What is being asked: In these entries, tally the lines where "title" occurs. Respond with only the count.
(Dataset records begins)
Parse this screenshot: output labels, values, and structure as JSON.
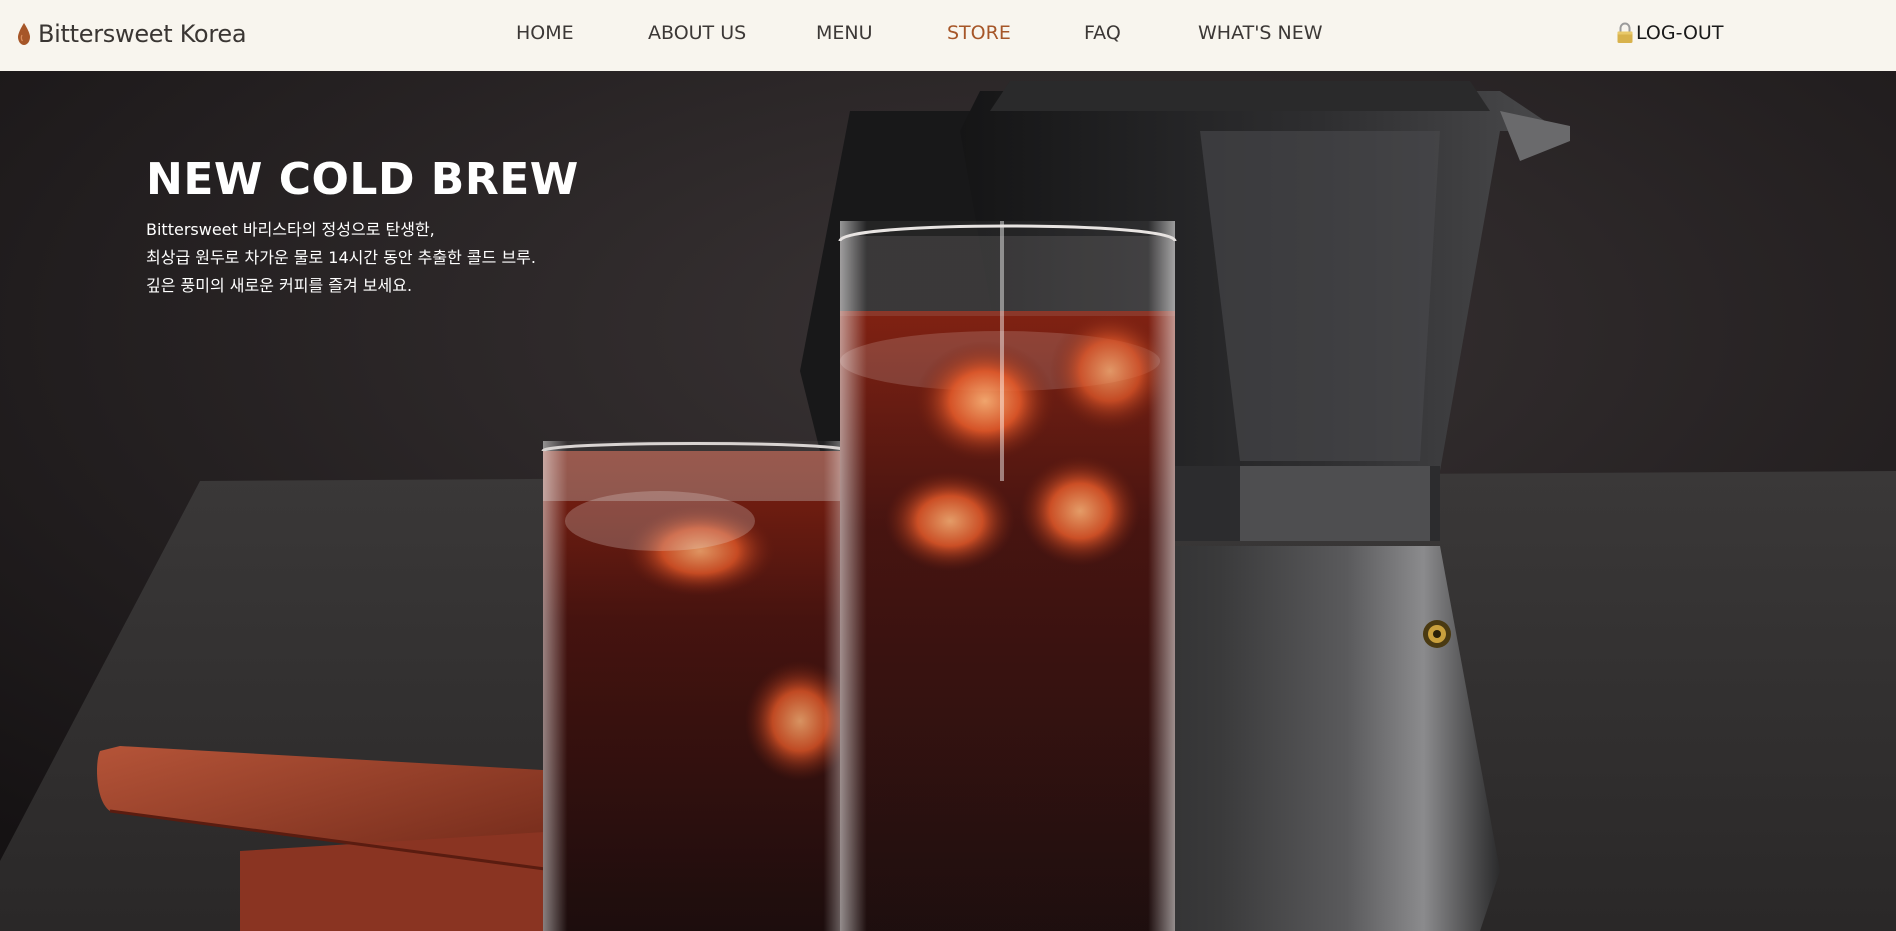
{
  "brand": {
    "name": "Bittersweet Korea",
    "logo_icon": "coffee-drop-icon",
    "accent": "#a65628"
  },
  "nav": {
    "items": [
      {
        "label": "HOME"
      },
      {
        "label": "ABOUT US"
      },
      {
        "label": "MENU"
      },
      {
        "label": "STORE",
        "active": true
      },
      {
        "label": "FAQ"
      },
      {
        "label": "WHAT'S NEW"
      }
    ],
    "logout": {
      "label": "LOG-OUT",
      "icon": "lock-icon"
    }
  },
  "hero": {
    "title": "NEW COLD BREW",
    "lines": [
      "Bittersweet 바리스타의 정성으로 탄생한,",
      "최상급 원두로 차가운 물로 14시간 동안 추출한 콜드 브루.",
      "깊은 풍미의 새로운 커피를 즐겨 보세요."
    ]
  }
}
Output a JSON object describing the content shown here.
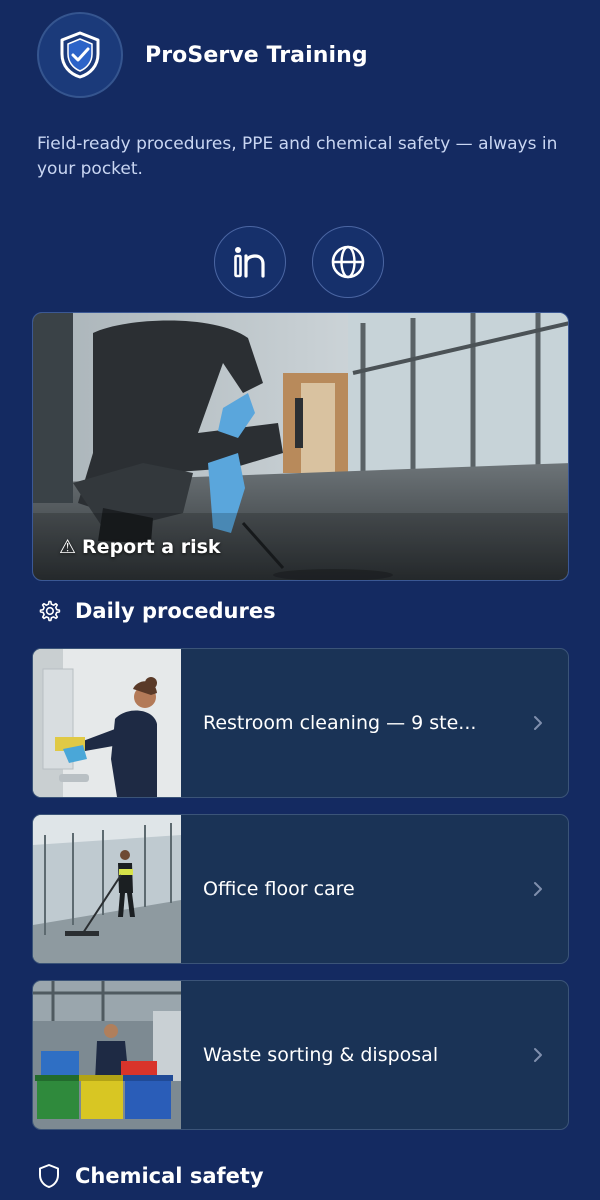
{
  "app": {
    "title": "ProServe Training",
    "tagline": "Field-ready procedures, PPE and chemical safety — always in your pocket."
  },
  "social": [
    {
      "icon": "linkedin-icon"
    },
    {
      "icon": "globe-icon"
    }
  ],
  "hero": {
    "label": "Report a risk",
    "icon": "warning-icon",
    "glyph": "⚠"
  },
  "sections": {
    "daily": {
      "title": "Daily procedures",
      "icon": "gear-icon"
    },
    "chemical": {
      "title": "Chemical safety",
      "icon": "shield-icon"
    }
  },
  "procedures": [
    {
      "label": "Restroom cleaning — 9 ste...",
      "icon": "chevron-right-icon"
    },
    {
      "label": "Office floor care",
      "icon": "chevron-right-icon"
    },
    {
      "label": "Waste sorting & disposal",
      "icon": "chevron-right-icon"
    }
  ],
  "colors": {
    "background": "#142a61",
    "card": "#1a3356",
    "accent": "#4a9fe0"
  }
}
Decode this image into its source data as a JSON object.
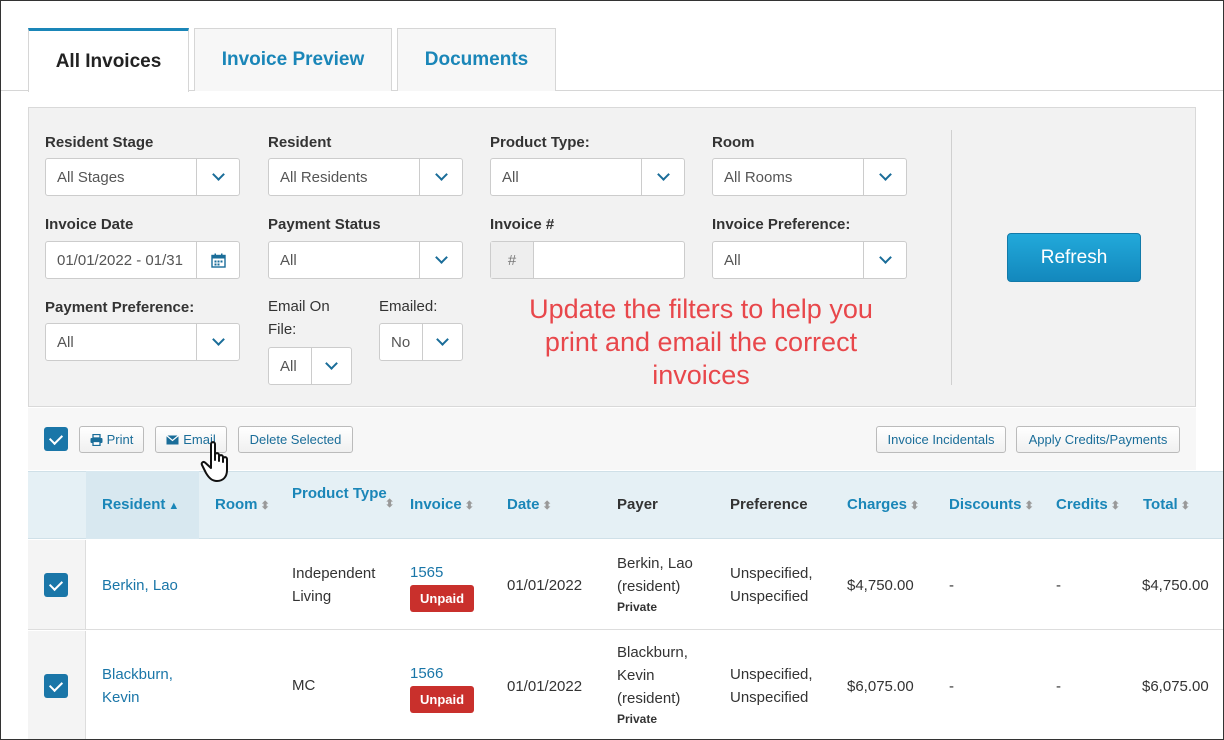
{
  "tabs": [
    {
      "label": "All Invoices",
      "active": true
    },
    {
      "label": "Invoice Preview",
      "active": false
    },
    {
      "label": "Documents",
      "active": false
    }
  ],
  "filters": {
    "resident_stage": {
      "label": "Resident Stage",
      "value": "All Stages"
    },
    "resident": {
      "label": "Resident",
      "value": "All Residents"
    },
    "product_type": {
      "label": "Product Type:",
      "value": "All"
    },
    "room": {
      "label": "Room",
      "value": "All Rooms"
    },
    "invoice_date": {
      "label": "Invoice Date",
      "value": "01/01/2022 - 01/31"
    },
    "payment_status": {
      "label": "Payment Status",
      "value": "All"
    },
    "invoice_number": {
      "label": "Invoice #",
      "prefix": "#",
      "value": ""
    },
    "invoice_preference": {
      "label": "Invoice Preference:",
      "value": "All"
    },
    "payment_preference": {
      "label": "Payment Preference:",
      "value": "All"
    },
    "email_on_file": {
      "label": "Email On File:",
      "value": "All"
    },
    "emailed": {
      "label": "Emailed:",
      "value": "No"
    }
  },
  "refresh_label": "Refresh",
  "annotation": "Update the filters to help you print and email the correct invoices",
  "actions": {
    "print": "Print",
    "email": "Email",
    "delete_selected": "Delete Selected",
    "invoice_incidentals": "Invoice Incidentals",
    "apply_credits": "Apply Credits/Payments"
  },
  "columns": {
    "resident": "Resident",
    "room": "Room",
    "product_type": "Product Type",
    "invoice": "Invoice",
    "date": "Date",
    "payer": "Payer",
    "preference": "Preference",
    "charges": "Charges",
    "discounts": "Discounts",
    "credits": "Credits",
    "total": "Total"
  },
  "rows": [
    {
      "resident": "Berkin, Lao",
      "product_type": "Independent Living",
      "invoice": "1565",
      "status": "Unpaid",
      "date": "01/01/2022",
      "payer": "Berkin, Lao (resident)",
      "payer_type": "Private",
      "preference": "Unspecified, Unspecified",
      "charges": "$4,750.00",
      "discounts": "-",
      "credits": "-",
      "total": "$4,750.00"
    },
    {
      "resident": "Blackburn, Kevin",
      "product_type": "MC",
      "invoice": "1566",
      "status": "Unpaid",
      "date": "01/01/2022",
      "payer": "Blackburn, Kevin (resident)",
      "payer_type": "Private",
      "preference": "Unspecified, Unspecified",
      "charges": "$6,075.00",
      "discounts": "-",
      "credits": "-",
      "total": "$6,075.00"
    }
  ],
  "colors": {
    "accent": "#1a86b8",
    "refresh": "#1a9fd4",
    "unpaid": "#c9302c",
    "annotation": "#e8474b"
  },
  "icons": {
    "calendar": "calendar-icon",
    "print": "print-icon",
    "email": "envelope-icon",
    "cursor": "hand-pointer-icon"
  }
}
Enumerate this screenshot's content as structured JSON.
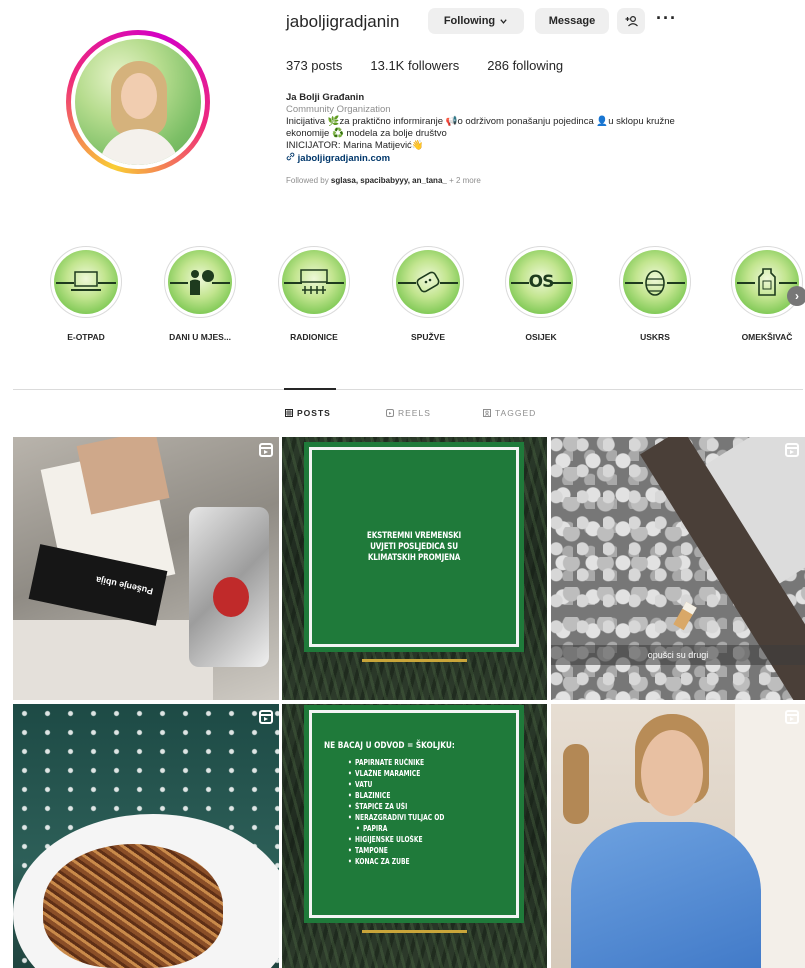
{
  "profile": {
    "username": "jaboljigradjanin",
    "following_label": "Following",
    "message_label": "Message",
    "add_user_symbol": "+",
    "more_symbol": "···",
    "stats": {
      "posts": "373 posts",
      "followers": "13.1K followers",
      "following": "286 following"
    },
    "bio": {
      "name": "Ja Bolji Građanin",
      "category": "Community Organization",
      "line1": "Inicijativa 🌿za praktično informiranje 📢o održivom ponašanju pojedinca 👤u sklopu kružne",
      "line2": "ekonomije ♻️ modela za bolje društvo",
      "line3": "INICIJATOR: Marina Matijević👋",
      "link": "jaboljigradjanin.com",
      "followed_prefix": "Followed by ",
      "followed_names": "sglasa, spacibabyyy, an_tana_",
      "followed_suffix": " + 2 more"
    }
  },
  "highlights": [
    {
      "label": "E-OTPAD",
      "icon": "laptop-icon"
    },
    {
      "label": "DANI U MJES...",
      "icon": "person-icon"
    },
    {
      "label": "RADIONICE",
      "icon": "workshop-icon"
    },
    {
      "label": "SPUŽVE",
      "icon": "sponge-icon"
    },
    {
      "label": "OSIJEK",
      "icon": "os-text",
      "text": "OS"
    },
    {
      "label": "USKRS",
      "icon": "easter-egg-icon"
    },
    {
      "label": "OMEKŠIVAČ",
      "icon": "bottle-icon"
    }
  ],
  "tabs": {
    "posts": "POSTS",
    "reels": "REELS",
    "tagged": "TAGGED"
  },
  "posts": {
    "p1": {
      "label_on_pack": "Pušenje ubija"
    },
    "p2": {
      "text": "EKSTREMNI VREMENSKI UVJETI POSLJEDICA SU KLIMATSKIH PROMJENA"
    },
    "p3": {
      "caption": "opušci su drugi"
    },
    "p5": {
      "title": "NE BACAJ U ODVOD = ŠKOLJKU:",
      "items": [
        "PAPIRNATE RUČNIKE",
        "VLAŽNE MARAMICE",
        "VATU",
        "BLAZINICE",
        "ŠTAPIĆE ZA UŠI",
        "NERAZGRADIVI TULJAC OD",
        "PAPIRA",
        "HIGIJENSKE ULOŠKE",
        "TAMPONE",
        "KONAC ZA ZUBE"
      ]
    }
  },
  "colors": {
    "ring_gradient": [
      "#f9ce34",
      "#ee2a7b",
      "#d300c5"
    ],
    "card_green": "#1f7a3a",
    "gold": "#c9a53a",
    "link": "#00376b"
  }
}
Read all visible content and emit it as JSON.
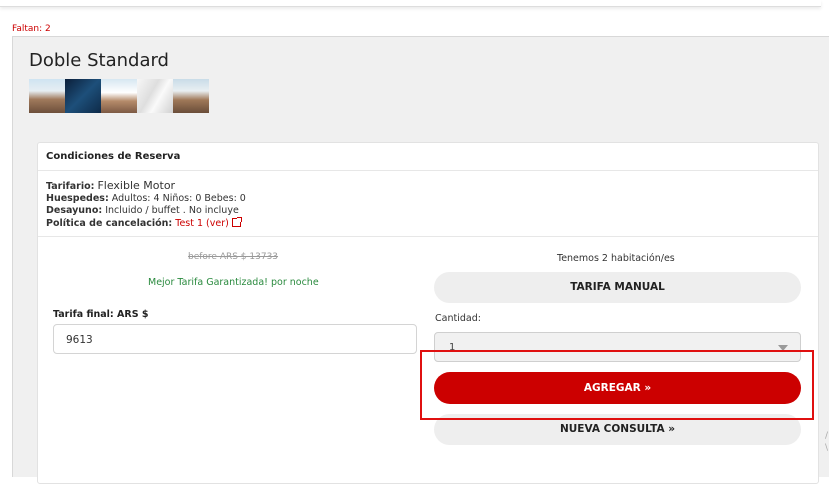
{
  "status": {
    "faltan": "Faltan: 2"
  },
  "room": {
    "title": "Doble Standard",
    "photos": [
      "room-photo",
      "night-city-photo",
      "room-photo",
      "curtain-photo",
      "room-photo"
    ]
  },
  "card": {
    "title": "Condiciones de Reserva",
    "tarifario_label": "Tarifario:",
    "tarifario_value": "Flexible Motor",
    "huespedes_label": "Huespedes:",
    "huespedes_value": "Adultos: 4 Niños: 0 Bebes: 0",
    "desayuno_label": "Desayuno:",
    "desayuno_value": "Incluido / buffet . No incluye",
    "cancelacion_label": "Política de cancelación:",
    "cancelacion_value": "Test 1 (ver)"
  },
  "pricing": {
    "before": "before ARS $ 13733",
    "mejor_tarifa": "Mejor Tarifa Garantizada! por noche",
    "tarifa_final_label": "Tarifa final: ARS $",
    "tarifa_final_value": "9613"
  },
  "booking": {
    "availability": "Tenemos 2 habitación/es",
    "tarifa_manual_label": "TARIFA MANUAL",
    "cantidad_label": "Cantidad:",
    "cantidad_value": "1",
    "agregar_label": "AGREGAR »",
    "nueva_consulta_label": "NUEVA CONSULTA »"
  },
  "colors": {
    "accent": "#cc0000",
    "highlight": "#e01010",
    "success_text": "#2a8a3e",
    "button_gray": "#eeeeee"
  }
}
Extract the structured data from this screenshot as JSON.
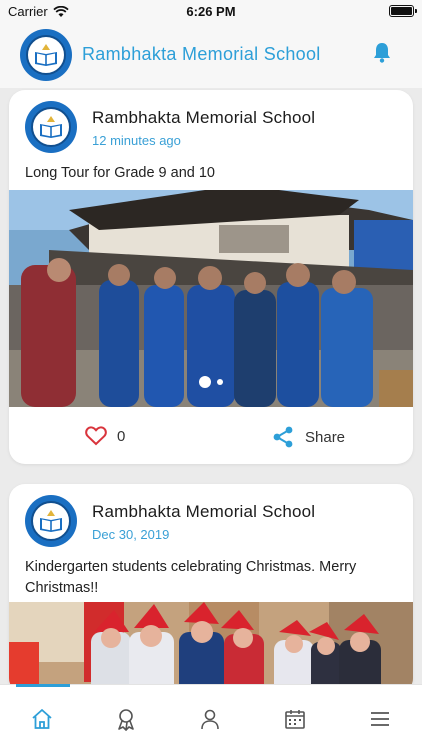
{
  "status_bar": {
    "carrier": "Carrier",
    "time": "6:26 PM"
  },
  "header": {
    "title": "Rambhakta Memorial School",
    "bell_icon": "bell-icon"
  },
  "colors": {
    "accent": "#2d9fd8",
    "like": "#d9343c",
    "logo_blue": "#1a6fc2"
  },
  "posts": [
    {
      "author": "Rambhakta Memorial School",
      "time": "12 minutes ago",
      "text": "Long Tour for Grade 9 and 10",
      "likes": "0",
      "share_label": "Share",
      "image_slides": 2,
      "active_slide": 1
    },
    {
      "author": "Rambhakta Memorial School",
      "time": "Dec 30, 2019",
      "text": "Kindergarten students celebrating Christmas. Merry Christmas!!"
    }
  ],
  "bottom_nav": {
    "items": [
      "home-icon",
      "award-icon",
      "user-icon",
      "calendar-icon",
      "menu-icon"
    ],
    "active": "home-icon"
  }
}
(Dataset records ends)
Your response: 8